- [Problem] Each record that follows is to be reproduced verbatim.
════
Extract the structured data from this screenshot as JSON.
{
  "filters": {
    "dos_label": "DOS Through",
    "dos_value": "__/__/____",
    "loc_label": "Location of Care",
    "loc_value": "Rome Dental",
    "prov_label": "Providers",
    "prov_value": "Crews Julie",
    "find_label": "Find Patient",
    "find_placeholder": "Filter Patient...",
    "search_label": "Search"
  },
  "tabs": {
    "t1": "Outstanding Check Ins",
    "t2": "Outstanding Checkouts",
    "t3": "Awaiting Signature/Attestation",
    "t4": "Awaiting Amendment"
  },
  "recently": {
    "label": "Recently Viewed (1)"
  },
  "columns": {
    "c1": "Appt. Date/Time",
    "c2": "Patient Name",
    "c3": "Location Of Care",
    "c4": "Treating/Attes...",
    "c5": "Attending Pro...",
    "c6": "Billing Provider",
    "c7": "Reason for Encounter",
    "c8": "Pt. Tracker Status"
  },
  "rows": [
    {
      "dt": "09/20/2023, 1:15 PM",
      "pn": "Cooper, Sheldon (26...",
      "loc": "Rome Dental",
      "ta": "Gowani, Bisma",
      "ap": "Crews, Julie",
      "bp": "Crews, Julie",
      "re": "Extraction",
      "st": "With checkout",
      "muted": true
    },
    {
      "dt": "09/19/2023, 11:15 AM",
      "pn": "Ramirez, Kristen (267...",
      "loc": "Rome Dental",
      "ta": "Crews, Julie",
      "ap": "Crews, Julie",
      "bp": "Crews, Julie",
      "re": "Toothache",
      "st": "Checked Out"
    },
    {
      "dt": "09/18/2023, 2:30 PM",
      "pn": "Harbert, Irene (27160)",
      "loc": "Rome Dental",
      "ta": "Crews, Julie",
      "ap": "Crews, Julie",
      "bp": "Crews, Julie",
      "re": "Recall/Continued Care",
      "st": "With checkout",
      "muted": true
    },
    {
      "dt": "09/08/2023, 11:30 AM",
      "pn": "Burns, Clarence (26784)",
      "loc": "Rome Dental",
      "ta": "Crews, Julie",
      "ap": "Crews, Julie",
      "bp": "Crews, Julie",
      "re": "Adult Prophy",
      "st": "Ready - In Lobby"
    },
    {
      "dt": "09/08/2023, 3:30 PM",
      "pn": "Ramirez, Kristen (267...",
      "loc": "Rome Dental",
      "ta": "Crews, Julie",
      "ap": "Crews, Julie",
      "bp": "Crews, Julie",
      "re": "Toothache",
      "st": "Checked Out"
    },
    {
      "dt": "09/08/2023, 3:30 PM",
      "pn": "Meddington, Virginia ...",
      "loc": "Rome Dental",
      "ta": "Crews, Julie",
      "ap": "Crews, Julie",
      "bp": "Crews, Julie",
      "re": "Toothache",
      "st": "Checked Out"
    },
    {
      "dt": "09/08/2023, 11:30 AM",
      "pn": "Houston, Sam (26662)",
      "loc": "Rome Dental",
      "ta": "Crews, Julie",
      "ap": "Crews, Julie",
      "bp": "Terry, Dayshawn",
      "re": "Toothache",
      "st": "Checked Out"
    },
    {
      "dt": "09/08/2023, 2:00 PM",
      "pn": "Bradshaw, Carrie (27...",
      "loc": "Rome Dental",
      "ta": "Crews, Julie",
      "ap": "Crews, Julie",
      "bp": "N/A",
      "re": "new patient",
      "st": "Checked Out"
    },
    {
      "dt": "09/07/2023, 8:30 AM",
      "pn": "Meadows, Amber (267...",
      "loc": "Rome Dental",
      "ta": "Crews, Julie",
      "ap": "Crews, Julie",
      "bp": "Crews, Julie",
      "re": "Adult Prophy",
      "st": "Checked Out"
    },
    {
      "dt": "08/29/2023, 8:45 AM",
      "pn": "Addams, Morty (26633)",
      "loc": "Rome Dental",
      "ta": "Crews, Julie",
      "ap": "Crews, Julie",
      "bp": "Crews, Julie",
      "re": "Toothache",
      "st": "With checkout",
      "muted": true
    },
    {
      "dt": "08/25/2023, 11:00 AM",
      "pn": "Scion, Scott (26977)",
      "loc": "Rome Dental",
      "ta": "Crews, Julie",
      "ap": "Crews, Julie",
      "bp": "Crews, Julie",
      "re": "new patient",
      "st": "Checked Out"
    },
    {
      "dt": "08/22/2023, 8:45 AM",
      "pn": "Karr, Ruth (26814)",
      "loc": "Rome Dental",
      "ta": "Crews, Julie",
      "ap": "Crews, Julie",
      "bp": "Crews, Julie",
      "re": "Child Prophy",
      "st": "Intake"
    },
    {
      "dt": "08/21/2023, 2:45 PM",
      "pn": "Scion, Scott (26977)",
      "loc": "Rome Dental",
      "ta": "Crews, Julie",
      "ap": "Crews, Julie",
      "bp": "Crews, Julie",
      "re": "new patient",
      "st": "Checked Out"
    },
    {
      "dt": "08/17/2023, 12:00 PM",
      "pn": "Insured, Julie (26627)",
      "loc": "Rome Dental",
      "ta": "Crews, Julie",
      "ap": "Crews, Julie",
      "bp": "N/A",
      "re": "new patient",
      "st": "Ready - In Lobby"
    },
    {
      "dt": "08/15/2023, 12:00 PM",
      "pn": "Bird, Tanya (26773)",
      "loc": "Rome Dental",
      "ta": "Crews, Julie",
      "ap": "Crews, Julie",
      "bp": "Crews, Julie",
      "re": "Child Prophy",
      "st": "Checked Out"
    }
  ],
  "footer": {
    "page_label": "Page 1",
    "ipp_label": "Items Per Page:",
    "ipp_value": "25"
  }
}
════
- [Task response]
Extract the structured data from this screenshot as JSON.
{
  "filters": {
    "dos_label": "DOS Through",
    "dos_value": "__/__/____",
    "loc_label": "Location of Care",
    "loc_value": "Rome Dental",
    "prov_label": "Providers",
    "prov_value": "Crews Julie",
    "find_label": "Find Patient",
    "find_placeholder": "Filter Patient...",
    "search_label": "Search"
  },
  "tabs": {
    "t1": "Outstanding Check Ins",
    "t2": "Outstanding Checkouts",
    "t3": "Awaiting Signature/Attestation",
    "t4": "Awaiting Amendment"
  },
  "recently": {
    "label": "Recently Viewed (1)"
  },
  "columns": {
    "c1": "Appt. Date/Time",
    "c2": "Patient Name",
    "c3": "Location Of Care",
    "c4": "Treating/Attes...",
    "c5": "Attending Pro...",
    "c6": "Billing Provider",
    "c7": "Reason for Encounter",
    "c8": "Pt. Tracker Status"
  },
  "rows": [
    {
      "dt": "09/20/2023, 1:15 PM",
      "pn": "Cooper, Sheldon (26...",
      "loc": "Rome Dental",
      "ta": "Gowani, Bisma",
      "ap": "Crews, Julie",
      "bp": "Crews, Julie",
      "re": "Extraction",
      "st": "With checkout",
      "muted": true
    },
    {
      "dt": "09/19/2023, 11:15 AM",
      "pn": "Ramirez, Kristen (267...",
      "loc": "Rome Dental",
      "ta": "Crews, Julie",
      "ap": "Crews, Julie",
      "bp": "Crews, Julie",
      "re": "Toothache",
      "st": "Checked Out"
    },
    {
      "dt": "09/18/2023, 2:30 PM",
      "pn": "Harbert, Irene (27160)",
      "loc": "Rome Dental",
      "ta": "Crews, Julie",
      "ap": "Crews, Julie",
      "bp": "Crews, Julie",
      "re": "Recall/Continued Care",
      "st": "With checkout",
      "muted": true
    },
    {
      "dt": "09/08/2023, 11:30 AM",
      "pn": "Burns, Clarence (26784)",
      "loc": "Rome Dental",
      "ta": "Crews, Julie",
      "ap": "Crews, Julie",
      "bp": "Crews, Julie",
      "re": "Adult Prophy",
      "st": "Ready - In Lobby"
    },
    {
      "dt": "09/08/2023, 3:30 PM",
      "pn": "Ramirez, Kristen (267...",
      "loc": "Rome Dental",
      "ta": "Crews, Julie",
      "ap": "Crews, Julie",
      "bp": "Crews, Julie",
      "re": "Toothache",
      "st": "Checked Out"
    },
    {
      "dt": "09/08/2023, 3:30 PM",
      "pn": "Meddington, Virginia ...",
      "loc": "Rome Dental",
      "ta": "Crews, Julie",
      "ap": "Crews, Julie",
      "bp": "Crews, Julie",
      "re": "Toothache",
      "st": "Checked Out"
    },
    {
      "dt": "09/08/2023, 11:30 AM",
      "pn": "Houston, Sam (26662)",
      "loc": "Rome Dental",
      "ta": "Crews, Julie",
      "ap": "Crews, Julie",
      "bp": "Terry, Dayshawn",
      "re": "Toothache",
      "st": "Checked Out"
    },
    {
      "dt": "09/08/2023, 2:00 PM",
      "pn": "Bradshaw, Carrie (27...",
      "loc": "Rome Dental",
      "ta": "Crews, Julie",
      "ap": "Crews, Julie",
      "bp": "N/A",
      "re": "new patient",
      "st": "Checked Out"
    },
    {
      "dt": "09/07/2023, 8:30 AM",
      "pn": "Meadows, Amber (267...",
      "loc": "Rome Dental",
      "ta": "Crews, Julie",
      "ap": "Crews, Julie",
      "bp": "Crews, Julie",
      "re": "Adult Prophy",
      "st": "Checked Out"
    },
    {
      "dt": "08/29/2023, 8:45 AM",
      "pn": "Addams, Morty (26633)",
      "loc": "Rome Dental",
      "ta": "Crews, Julie",
      "ap": "Crews, Julie",
      "bp": "Crews, Julie",
      "re": "Toothache",
      "st": "With checkout",
      "muted": true
    },
    {
      "dt": "08/25/2023, 11:00 AM",
      "pn": "Scion, Scott (26977)",
      "loc": "Rome Dental",
      "ta": "Crews, Julie",
      "ap": "Crews, Julie",
      "bp": "Crews, Julie",
      "re": "new patient",
      "st": "Checked Out"
    },
    {
      "dt": "08/22/2023, 8:45 AM",
      "pn": "Karr, Ruth (26814)",
      "loc": "Rome Dental",
      "ta": "Crews, Julie",
      "ap": "Crews, Julie",
      "bp": "Crews, Julie",
      "re": "Child Prophy",
      "st": "Intake"
    },
    {
      "dt": "08/21/2023, 2:45 PM",
      "pn": "Scion, Scott (26977)",
      "loc": "Rome Dental",
      "ta": "Crews, Julie",
      "ap": "Crews, Julie",
      "bp": "Crews, Julie",
      "re": "new patient",
      "st": "Checked Out"
    },
    {
      "dt": "08/17/2023, 12:00 PM",
      "pn": "Insured, Julie (26627)",
      "loc": "Rome Dental",
      "ta": "Crews, Julie",
      "ap": "Crews, Julie",
      "bp": "N/A",
      "re": "new patient",
      "st": "Ready - In Lobby"
    },
    {
      "dt": "08/15/2023, 12:00 PM",
      "pn": "Bird, Tanya (26773)",
      "loc": "Rome Dental",
      "ta": "Crews, Julie",
      "ap": "Crews, Julie",
      "bp": "Crews, Julie",
      "re": "Child Prophy",
      "st": "Checked Out"
    }
  ],
  "footer": {
    "page_label": "Page 1",
    "ipp_label": "Items Per Page:",
    "ipp_value": "25"
  }
}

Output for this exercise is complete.